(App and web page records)
────────

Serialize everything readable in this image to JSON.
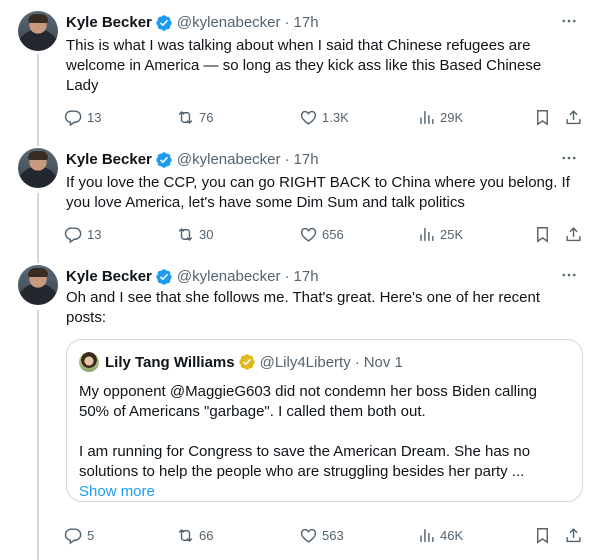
{
  "tweets": [
    {
      "name": "Kyle Becker",
      "handle": "@kylenabecker",
      "time": "17h",
      "text_lines": [
        "This is what I was talking about when I said that Chinese refugees are",
        "welcome in America — so long as they kick ass like this Based Chinese",
        "Lady"
      ],
      "replies": "13",
      "reposts": "76",
      "likes": "1.3K",
      "views": "29K"
    },
    {
      "name": "Kyle Becker",
      "handle": "@kylenabecker",
      "time": "17h",
      "text_lines": [
        "If you love the CCP, you can go RIGHT BACK to China where you belong. If",
        "you love America, let's have some Dim Sum and talk politics"
      ],
      "replies": "13",
      "reposts": "30",
      "likes": "656",
      "views": "25K"
    },
    {
      "name": "Kyle Becker",
      "handle": "@kylenabecker",
      "time": "17h",
      "text_lines": [
        "Oh and I see that she follows me. That's great. Here's one of her recent",
        "posts:"
      ],
      "quote": {
        "name": "Lily Tang Williams",
        "handle": "@Lily4Liberty",
        "time": "Nov 1",
        "para1": [
          "My opponent @MaggieG603 did not condemn her boss Biden calling",
          "50% of Americans \"garbage\". I called them both out."
        ],
        "para2": [
          "I am running for Congress to save the American Dream. She has no",
          "solutions to help the people who are struggling besides her party ..."
        ],
        "show_more": "Show more"
      },
      "replies": "5",
      "reposts": "66",
      "likes": "563",
      "views": "46K"
    }
  ],
  "separator": "·",
  "colors": {
    "verified": "#1d9bf0",
    "verified_gold": "#e2b719",
    "text": "#0f1419",
    "secondary": "#536471",
    "link": "#1d9bf0",
    "thread_line": "#cfd9de"
  },
  "icons": [
    "verified-badge-icon",
    "more-icon",
    "reply-icon",
    "repost-icon",
    "like-icon",
    "views-icon",
    "bookmark-icon",
    "share-icon"
  ]
}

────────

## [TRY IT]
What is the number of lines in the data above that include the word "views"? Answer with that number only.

## [SOLUTION TO THIS TASK]
4